- INSTRUCTIONS FOR THE TASK -
Please return all lines of the data below containing the string "icon".

- Items from an interface collection -
════════

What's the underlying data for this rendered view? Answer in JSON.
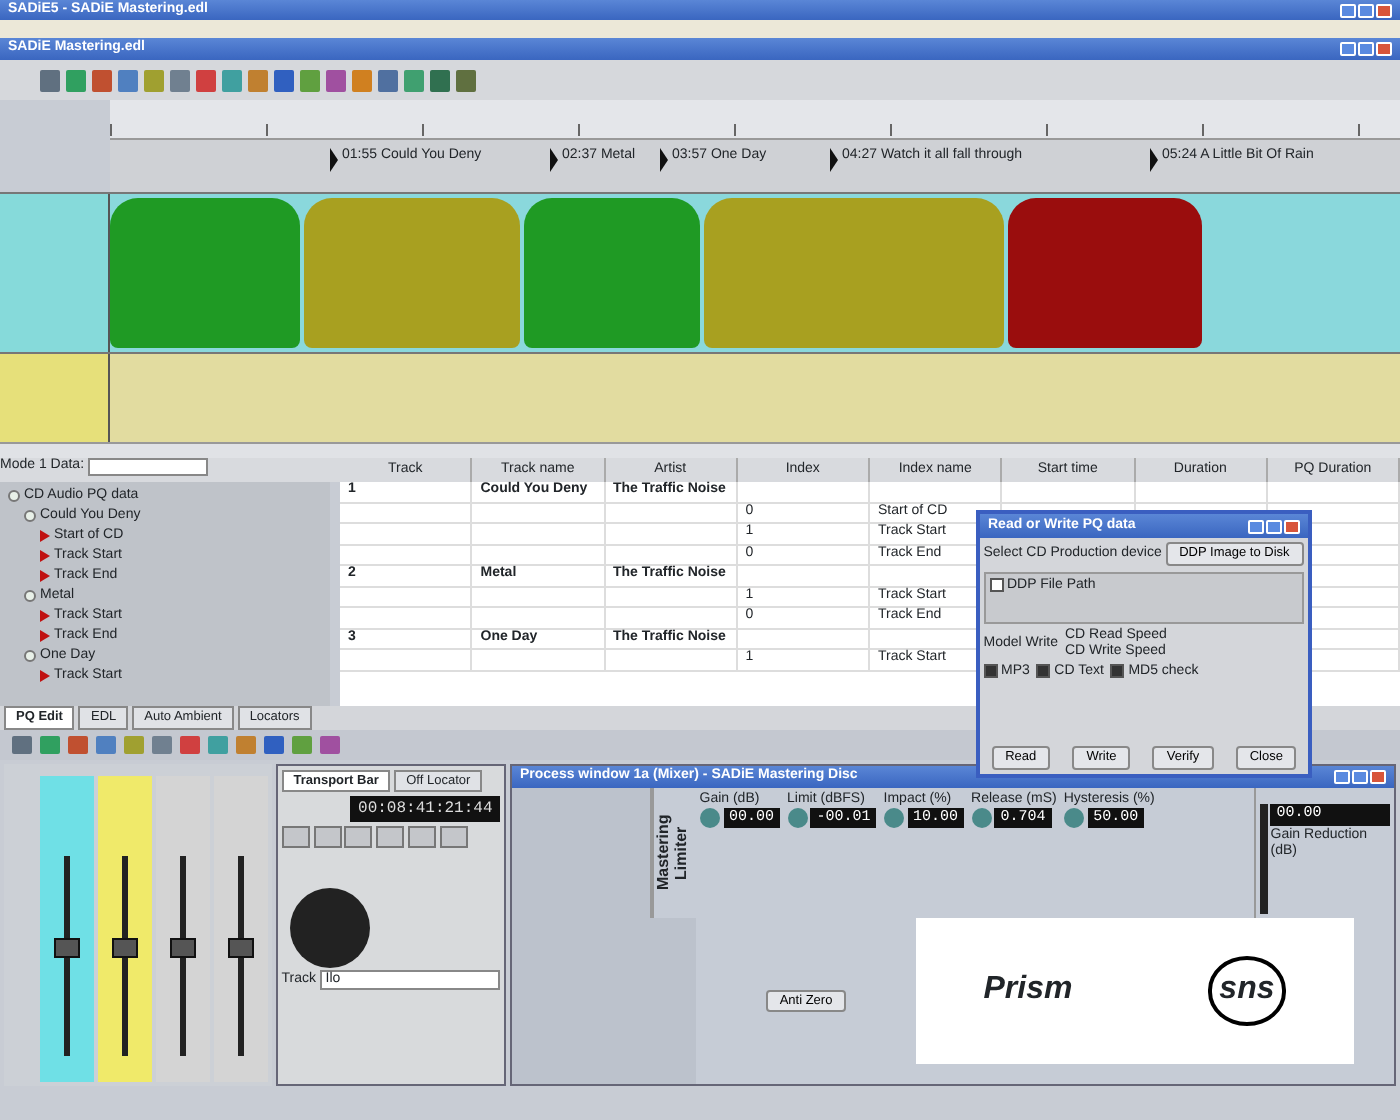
{
  "app_title": "SADiE5 - SADiE Mastering.edl",
  "edl_window": {
    "title": "SADiE Mastering.edl"
  },
  "timeline": {
    "markers": [
      {
        "label": "01:55 Could You Deny"
      },
      {
        "label": "02:37 Metal"
      },
      {
        "label": "03:57 One Day"
      },
      {
        "label": "04:27 Watch it all fall through"
      },
      {
        "label": "05:24 A Little Bit Of Rain"
      }
    ]
  },
  "tracks": [
    {
      "color": "#86dada",
      "clips": [
        {
          "color": "#1f9a24"
        },
        {
          "color": "#a8a020"
        },
        {
          "color": "#1f9a24"
        },
        {
          "color": "#a8a020"
        },
        {
          "color": "#9a0d0d"
        }
      ]
    },
    {
      "color": "#e6e07a"
    }
  ],
  "pq_editor": {
    "mode_label": "Mode 1 Data:",
    "tree": [
      {
        "label": "CD Audio PQ data",
        "children": [
          {
            "label": "Could You Deny",
            "children": [
              {
                "label": "Start of CD"
              },
              {
                "label": "Track Start"
              },
              {
                "label": "Track End"
              }
            ]
          },
          {
            "label": "Metal",
            "children": [
              {
                "label": "Track Start"
              },
              {
                "label": "Track End"
              }
            ]
          },
          {
            "label": "One Day",
            "children": [
              {
                "label": "Track Start"
              }
            ]
          }
        ]
      }
    ],
    "columns": [
      "Track",
      "Track name",
      "Artist",
      "Index",
      "Index name",
      "Start time",
      "Duration",
      "PQ Duration"
    ],
    "rows": [
      {
        "track": "1",
        "track_name": "Could You Deny",
        "artist": "The Traffic Noise"
      },
      {
        "index": "0",
        "index_name": "Start of CD"
      },
      {
        "index": "1",
        "index_name": "Track Start"
      },
      {
        "index": "0",
        "index_name": "Track End"
      },
      {
        "track": "2",
        "track_name": "Metal",
        "artist": "The Traffic Noise"
      },
      {
        "index": "1",
        "index_name": "Track Start"
      },
      {
        "index": "0",
        "index_name": "Track End"
      },
      {
        "track": "3",
        "track_name": "One Day",
        "artist": "The Traffic Noise"
      },
      {
        "index": "1",
        "index_name": "Track Start"
      }
    ],
    "tabs": [
      {
        "label": "PQ Edit",
        "selected": true
      },
      {
        "label": "EDL",
        "selected": false
      },
      {
        "label": "Auto Ambient",
        "selected": false
      },
      {
        "label": "Locators",
        "selected": false
      }
    ]
  },
  "dialog": {
    "title": "Read or Write PQ data",
    "device_label": "Select CD Production device",
    "device_value": "DDP Image to Disk",
    "file_label": "DDP File Path",
    "write_mode_label": "Model Write",
    "speeds": [
      "CD Read Speed",
      "CD Write Speed"
    ],
    "checkboxes": [
      {
        "label": "MP3",
        "checked": true
      },
      {
        "label": "CD Text",
        "checked": true
      },
      {
        "label": "MD5 check",
        "checked": true
      }
    ],
    "buttons": [
      "Read",
      "Write",
      "Verify",
      "Close"
    ]
  },
  "mixer": {
    "channels": [
      {
        "color": "#6fe0e6",
        "level": 0.55
      },
      {
        "color": "#f0ea6a",
        "level": 0.55
      },
      {
        "color": "#d4d4d4",
        "level": 0.55
      },
      {
        "color": "#d4d4d4",
        "level": 0.55
      }
    ]
  },
  "transport": {
    "tabs": [
      {
        "label": "Transport Bar",
        "selected": true
      },
      {
        "label": "Off Locator",
        "selected": false
      }
    ],
    "time": "00:08:41:21:44",
    "track_label": "Track",
    "track_value": "Ilo"
  },
  "plugin": {
    "title": "Process window 1a (Mixer) - SADiE Mastering Disc",
    "name": "Mastering Limiter",
    "params": [
      {
        "label": "Gain (dB)",
        "value": "00.00"
      },
      {
        "label": "Limit (dBFS)",
        "value": "-00.01"
      },
      {
        "label": "Impact (%)",
        "value": "10.00"
      },
      {
        "label": "Release (mS)",
        "value": "0.704"
      },
      {
        "label": "Hysteresis (%)",
        "value": "50.00"
      }
    ],
    "meter_label": "Gain Reduction (dB)",
    "meter_value": "00.00",
    "button": "Anti Zero",
    "logos": [
      "Prism",
      "sns"
    ]
  }
}
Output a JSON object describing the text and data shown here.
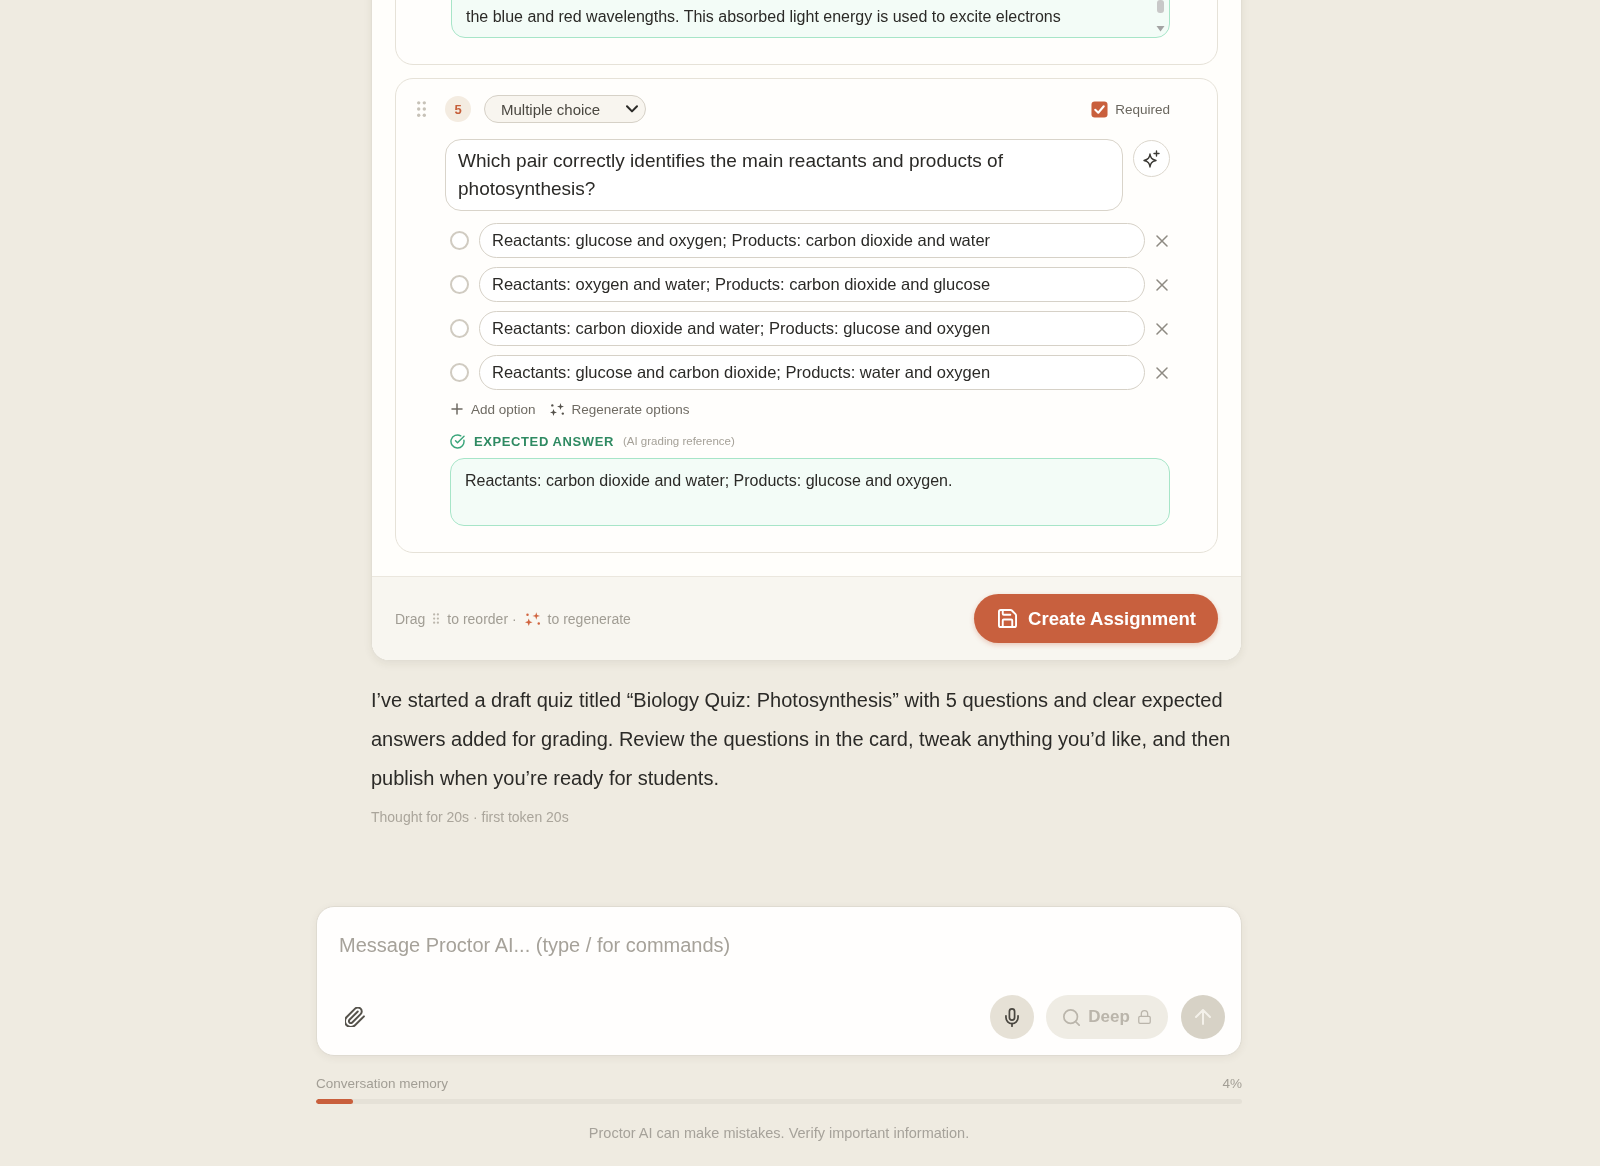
{
  "previous_question": {
    "expected_answer": "the blue and red wavelengths. This absorbed light energy is used to excite electrons"
  },
  "question": {
    "number": "5",
    "type": "Multiple choice",
    "required": true,
    "required_label": "Required",
    "text": "Which pair correctly identifies the main reactants and products of photosynthesis?",
    "options": [
      {
        "text": "Reactants: glucose and oxygen; Products: carbon dioxide and water",
        "selected": false
      },
      {
        "text": "Reactants: oxygen and water; Products: carbon dioxide and glucose",
        "selected": false
      },
      {
        "text": "Reactants: carbon dioxide and water; Products: glucose and oxygen",
        "selected": false
      },
      {
        "text": "Reactants: glucose and carbon dioxide; Products: water and oxygen",
        "selected": false
      }
    ],
    "add_option": "Add option",
    "regenerate_options": "Regenerate options",
    "expected_answer_label": "EXPECTED ANSWER",
    "expected_answer_note": "(AI grading reference)",
    "expected_answer": "Reactants: carbon dioxide and water; Products: glucose and oxygen."
  },
  "card_footer": {
    "hint": [
      "Drag",
      "to reorder ·",
      "to regenerate"
    ],
    "button": "Create Assignment"
  },
  "assistant_message": {
    "text": "I’ve started a draft quiz titled “Biology Quiz: Photosynthesis” with 5 questions and clear expected answers added for grading. Review the questions in the card, tweak anything you’d like, and then publish when you’re ready for students.",
    "meta": "Thought for 20s · first token 20s"
  },
  "composer": {
    "placeholder": "Message Proctor AI... (type / for commands)",
    "mode_button": {
      "label": "Deep",
      "locked": true
    },
    "send_button": {
      "disabled": true
    }
  },
  "memory": {
    "label": "Conversation memory",
    "reading": "4%",
    "level": 0.04
  },
  "disclaimer": "Proctor AI can make mistakes. Verify important information."
}
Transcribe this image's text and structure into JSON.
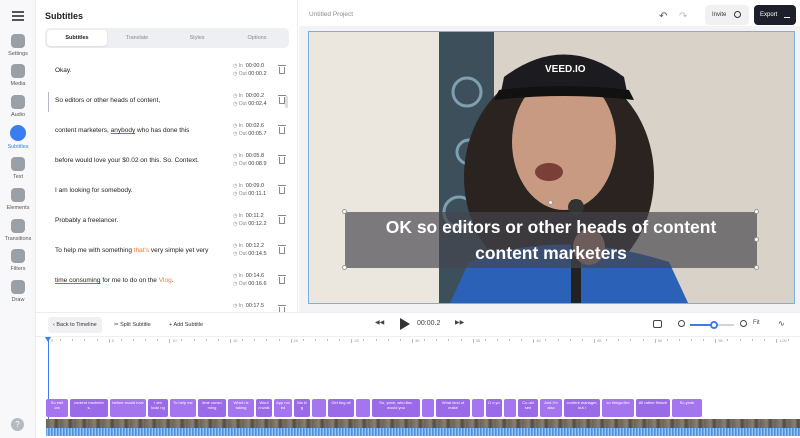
{
  "rail": {
    "items": [
      {
        "label": "Settings",
        "icon": "settings-icon"
      },
      {
        "label": "Media",
        "icon": "media-icon"
      },
      {
        "label": "Audio",
        "icon": "audio-icon"
      },
      {
        "label": "Subtitles",
        "icon": "subtitles-icon",
        "active": true
      },
      {
        "label": "Text",
        "icon": "text-icon"
      },
      {
        "label": "Elements",
        "icon": "elements-icon"
      },
      {
        "label": "Transitions",
        "icon": "transitions-icon"
      },
      {
        "label": "Filters",
        "icon": "filters-icon"
      },
      {
        "label": "Draw",
        "icon": "draw-icon"
      }
    ],
    "help": "?"
  },
  "panel": {
    "title": "Subtitles",
    "tabs": [
      "Subtitles",
      "Translate",
      "Styles",
      "Options"
    ],
    "in_label": "In",
    "out_label": "Out",
    "rows": [
      {
        "text": "Okay.",
        "in": "00:00.0",
        "out": "00:00.2"
      },
      {
        "text": "So editors or other heads of content,",
        "in": "00:00.2",
        "out": "00:02.4"
      },
      {
        "text": "content marketers, anybody who has done this",
        "in": "00:02.6",
        "out": "00:05.7"
      },
      {
        "text": "before would love your $0.02 on this. So. Context.",
        "in": "00:05.8",
        "out": "00:08.9"
      },
      {
        "text": "I am looking for somebody.",
        "in": "00:09.0",
        "out": "00:11.1"
      },
      {
        "text": "Probably a freelancer.",
        "in": "00:11.2",
        "out": "00:12.2"
      },
      {
        "text": "To help me with something that's very simple yet very",
        "in": "00:12.2",
        "out": "00:14.5"
      },
      {
        "text": "time consuming for me to do on the Vlog.",
        "in": "00:14.6",
        "out": "00:16.6"
      },
      {
        "text": "",
        "in": "00:17.5",
        "out": ""
      }
    ]
  },
  "topbar": {
    "project": "Untitled Project",
    "invite": "Invite",
    "export": "Export"
  },
  "canvas": {
    "caption_line1": "OK so editors or other heads of content",
    "caption_line2": "content marketers",
    "cap_text": "VEED.IO"
  },
  "controls": {
    "back": "Back to Timeline",
    "split": "Split Subtitle",
    "add": "Add Subtitle",
    "timecode": "00:00.2",
    "zoom_level": 0.55,
    "fit": "Fit"
  },
  "timeline": {
    "marks": [
      "0",
      "5",
      "10",
      "15",
      "20",
      "25",
      "30",
      "35",
      "40",
      "45",
      "50",
      "55",
      "1:00"
    ],
    "chips": [
      "So edit ors",
      "content marketer s,",
      "before would love",
      "I am looki ng",
      "To help me",
      "time consu ming",
      "Which is taking",
      "Woul d walk",
      "App rov ed",
      "Ma ki g",
      "",
      "Get ting all",
      "",
      "So, yeah, who like, would you",
      "",
      "What kind of make",
      "",
      "D o yo",
      "",
      "Co uld seri",
      "And I'm also",
      "content manager, but I",
      "so things like",
      "All rather fleisch",
      "So yeah"
    ]
  },
  "colors": {
    "accent": "#3b7df0",
    "chip": "#9b6ae8",
    "export_bg": "#1d1f2a"
  }
}
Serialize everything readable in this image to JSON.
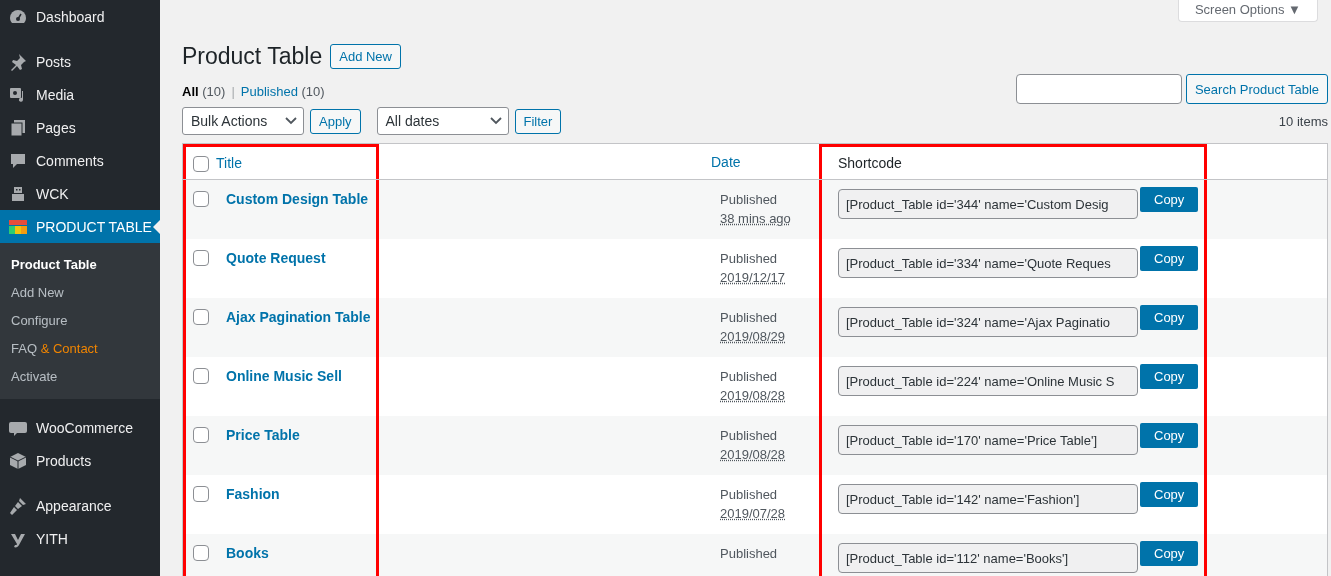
{
  "sidebar": {
    "groups": [
      {
        "items": [
          {
            "label": "Dashboard",
            "selected": false
          }
        ]
      },
      {
        "items": [
          {
            "label": "Posts",
            "selected": false
          },
          {
            "label": "Media",
            "selected": false
          },
          {
            "label": "Pages",
            "selected": false
          },
          {
            "label": "Comments",
            "selected": false
          },
          {
            "label": "WCK",
            "selected": false
          },
          {
            "label": "PRODUCT TABLE",
            "selected": true,
            "children": [
              {
                "parts": [
                  {
                    "text": "Product Table",
                    "highlight": false
                  }
                ],
                "selected": true
              },
              {
                "parts": [
                  {
                    "text": "Add New",
                    "highlight": false
                  }
                ],
                "selected": false
              },
              {
                "parts": [
                  {
                    "text": "Configure",
                    "highlight": false
                  }
                ],
                "selected": false
              },
              {
                "parts": [
                  {
                    "text": "FAQ",
                    "highlight": false
                  },
                  {
                    "text": "& Contact",
                    "highlight": true
                  }
                ],
                "selected": false
              },
              {
                "parts": [
                  {
                    "text": "Activate",
                    "highlight": false
                  }
                ],
                "selected": false
              }
            ]
          }
        ]
      },
      {
        "items": [
          {
            "label": "WooCommerce",
            "selected": false
          },
          {
            "label": "Products",
            "selected": false
          }
        ]
      },
      {
        "items": [
          {
            "label": "Appearance",
            "selected": false
          },
          {
            "label": "YITH",
            "selected": false
          }
        ]
      }
    ]
  },
  "screen_options": "Screen Options ▼",
  "heading": "Product Table",
  "add_new": "Add New",
  "views": [
    {
      "label": "All",
      "count": "(10)",
      "selected": true
    },
    {
      "label": "Published",
      "count": "(10)",
      "selected": false
    }
  ],
  "views_separator": "|",
  "search": {
    "button": "Search Product Table"
  },
  "bulk_actions": {
    "value": "Bulk Actions",
    "button": "Apply"
  },
  "date_filter": {
    "value": "All dates",
    "button": "Filter"
  },
  "items_count": "10 items",
  "table": {
    "select_all_checked": false,
    "columns": [
      {
        "label": "Title",
        "sortable": true,
        "highlighted": true
      },
      {
        "label": "Date",
        "sortable": true,
        "highlighted": false
      },
      {
        "label": "Shortcode",
        "sortable": false,
        "highlighted": true
      }
    ],
    "rows": [
      {
        "checked": false,
        "title": "Custom Design Table",
        "status": "Published",
        "date": "38 mins ago",
        "shortcode": "[Product_Table id='344' name='Custom Desig",
        "copy": "Copy"
      },
      {
        "checked": false,
        "title": "Quote Request",
        "status": "Published",
        "date": "2019/12/17",
        "shortcode": "[Product_Table id='334' name='Quote Reques",
        "copy": "Copy"
      },
      {
        "checked": false,
        "title": "Ajax Pagination Table",
        "status": "Published",
        "date": "2019/08/29",
        "shortcode": "[Product_Table id='324' name='Ajax Paginatio",
        "copy": "Copy"
      },
      {
        "checked": false,
        "title": "Online Music Sell",
        "status": "Published",
        "date": "2019/08/28",
        "shortcode": "[Product_Table id='224' name='Online Music S",
        "copy": "Copy"
      },
      {
        "checked": false,
        "title": "Price Table",
        "status": "Published",
        "date": "2019/08/28",
        "shortcode": "[Product_Table id='170' name='Price Table']",
        "copy": "Copy"
      },
      {
        "checked": false,
        "title": "Fashion",
        "status": "Published",
        "date": "2019/07/28",
        "shortcode": "[Product_Table id='142' name='Fashion']",
        "copy": "Copy"
      },
      {
        "checked": false,
        "title": "Books",
        "status": "Published",
        "shortcode": "[Product_Table id='112' name='Books']",
        "copy": "Copy"
      }
    ]
  }
}
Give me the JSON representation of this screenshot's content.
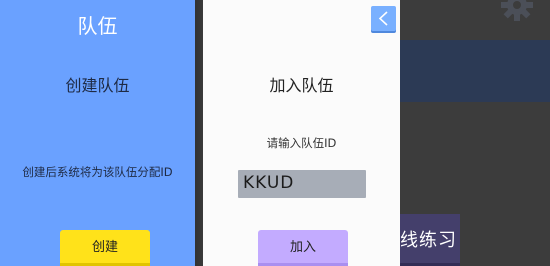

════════

- WRITTEN REPLY -
        "icon": "settings-icon"
        "icon": "media-icon"
        "icon": "audio-icon"
        "icon": "subtitles-icon",
        "icon": "text-icon"
        "icon": "elements-icon"
        "icon": "transitions-icon"
        "icon": "filters-icon"
        "icon": "draw-icon"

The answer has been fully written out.